- [TASK] For every line below, restate it exactly and drop the images.

Top of THE DATA

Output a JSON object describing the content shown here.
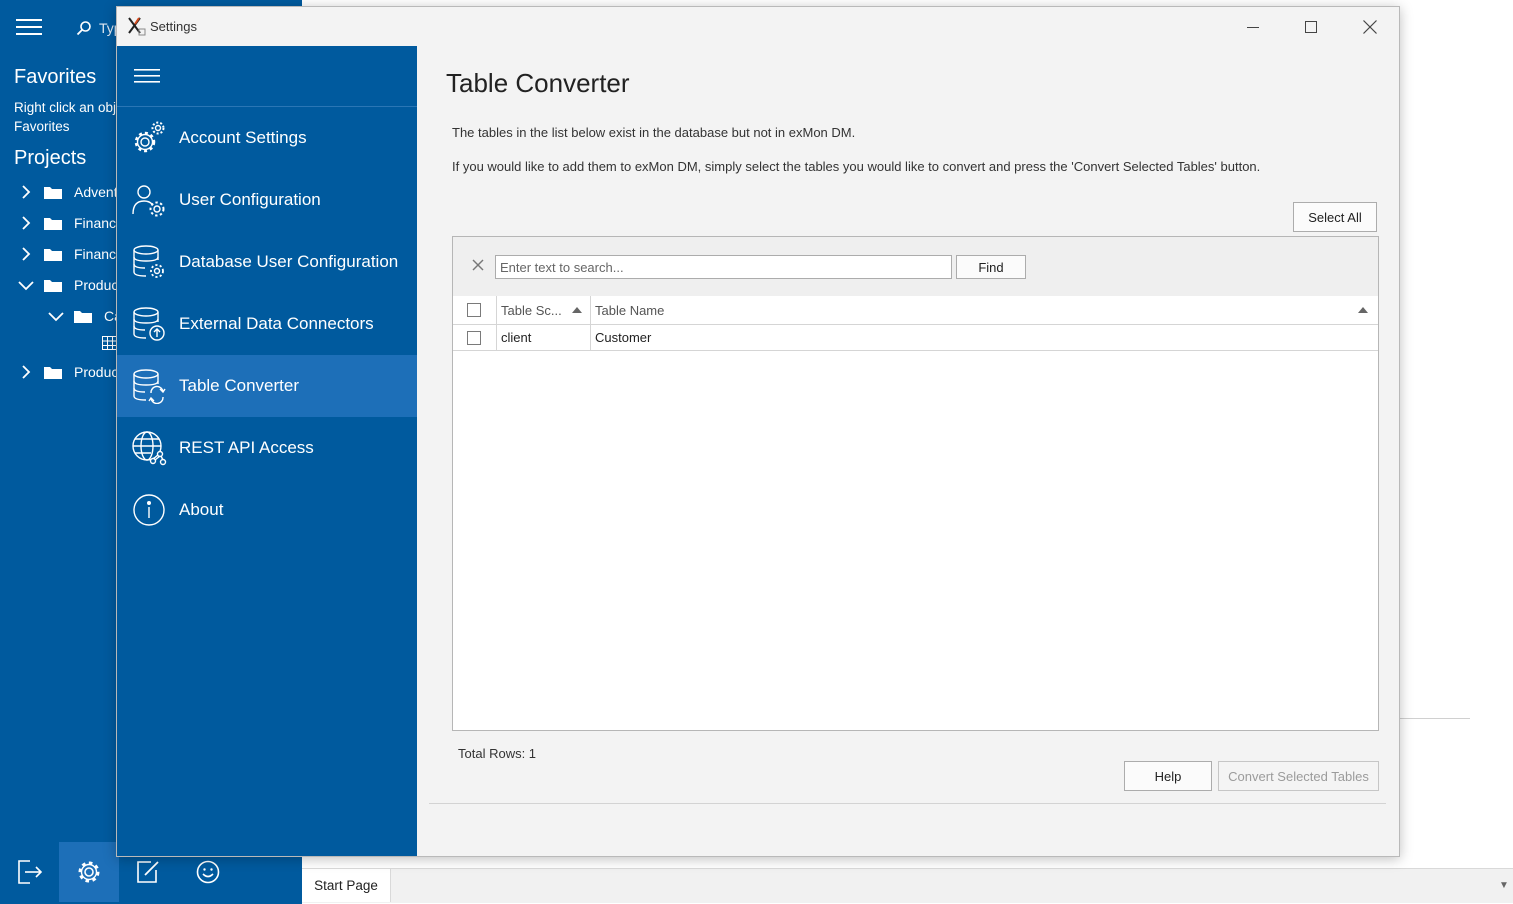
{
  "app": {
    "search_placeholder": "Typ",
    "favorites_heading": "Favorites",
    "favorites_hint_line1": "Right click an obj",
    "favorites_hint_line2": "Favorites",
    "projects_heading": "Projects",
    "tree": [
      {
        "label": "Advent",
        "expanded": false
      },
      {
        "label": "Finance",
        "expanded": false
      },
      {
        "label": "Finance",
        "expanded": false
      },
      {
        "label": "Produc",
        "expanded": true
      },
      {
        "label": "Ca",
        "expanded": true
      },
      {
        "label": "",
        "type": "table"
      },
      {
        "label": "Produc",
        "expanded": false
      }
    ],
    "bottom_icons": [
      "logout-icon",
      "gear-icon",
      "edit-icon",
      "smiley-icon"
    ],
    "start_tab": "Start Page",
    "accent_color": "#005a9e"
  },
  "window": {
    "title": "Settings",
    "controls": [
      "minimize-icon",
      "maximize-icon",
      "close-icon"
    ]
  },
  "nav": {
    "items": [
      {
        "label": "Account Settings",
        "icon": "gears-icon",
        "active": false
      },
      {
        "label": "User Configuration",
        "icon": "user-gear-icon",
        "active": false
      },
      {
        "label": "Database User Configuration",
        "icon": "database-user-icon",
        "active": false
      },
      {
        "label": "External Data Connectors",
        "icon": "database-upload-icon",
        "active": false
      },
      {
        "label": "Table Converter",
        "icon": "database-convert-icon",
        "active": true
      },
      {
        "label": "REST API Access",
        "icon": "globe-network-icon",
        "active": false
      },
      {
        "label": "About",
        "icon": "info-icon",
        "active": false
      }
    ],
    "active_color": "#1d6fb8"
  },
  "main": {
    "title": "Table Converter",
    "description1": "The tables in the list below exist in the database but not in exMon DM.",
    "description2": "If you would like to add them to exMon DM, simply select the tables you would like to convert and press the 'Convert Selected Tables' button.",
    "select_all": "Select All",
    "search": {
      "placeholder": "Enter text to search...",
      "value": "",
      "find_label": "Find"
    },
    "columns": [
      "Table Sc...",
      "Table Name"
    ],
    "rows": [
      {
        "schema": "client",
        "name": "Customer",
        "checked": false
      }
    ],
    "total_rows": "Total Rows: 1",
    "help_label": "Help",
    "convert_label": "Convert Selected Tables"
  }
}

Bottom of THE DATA

- [EXPECTED ANSWER]
Output a JSON object describing the content shown here.
{
  "app": {
    "search_placeholder": "Typ",
    "favorites_heading": "Favorites",
    "favorites_hint_line1": "Right click an obj",
    "favorites_hint_line2": "Favorites",
    "projects_heading": "Projects",
    "tree": [
      {
        "label": "Advent",
        "expanded": false
      },
      {
        "label": "Finance",
        "expanded": false
      },
      {
        "label": "Finance",
        "expanded": false
      },
      {
        "label": "Produc",
        "expanded": true
      },
      {
        "label": "Ca",
        "expanded": true
      },
      {
        "label": "",
        "type": "table"
      },
      {
        "label": "Produc",
        "expanded": false
      }
    ],
    "bottom_icons": [
      "logout-icon",
      "gear-icon",
      "edit-icon",
      "smiley-icon"
    ],
    "start_tab": "Start Page",
    "accent_color": "#005a9e"
  },
  "window": {
    "title": "Settings",
    "controls": [
      "minimize-icon",
      "maximize-icon",
      "close-icon"
    ]
  },
  "nav": {
    "items": [
      {
        "label": "Account Settings",
        "icon": "gears-icon",
        "active": false
      },
      {
        "label": "User Configuration",
        "icon": "user-gear-icon",
        "active": false
      },
      {
        "label": "Database User Configuration",
        "icon": "database-user-icon",
        "active": false
      },
      {
        "label": "External Data Connectors",
        "icon": "database-upload-icon",
        "active": false
      },
      {
        "label": "Table Converter",
        "icon": "database-convert-icon",
        "active": true
      },
      {
        "label": "REST API Access",
        "icon": "globe-network-icon",
        "active": false
      },
      {
        "label": "About",
        "icon": "info-icon",
        "active": false
      }
    ],
    "active_color": "#1d6fb8"
  },
  "main": {
    "title": "Table Converter",
    "description1": "The tables in the list below exist in the database but not in exMon DM.",
    "description2": "If you would like to add them to exMon DM, simply select the tables you would like to convert and press the 'Convert Selected Tables' button.",
    "select_all": "Select All",
    "search": {
      "placeholder": "Enter text to search...",
      "value": "",
      "find_label": "Find"
    },
    "columns": [
      "Table Sc...",
      "Table Name"
    ],
    "rows": [
      {
        "schema": "client",
        "name": "Customer",
        "checked": false
      }
    ],
    "total_rows": "Total Rows: 1",
    "help_label": "Help",
    "convert_label": "Convert Selected Tables"
  }
}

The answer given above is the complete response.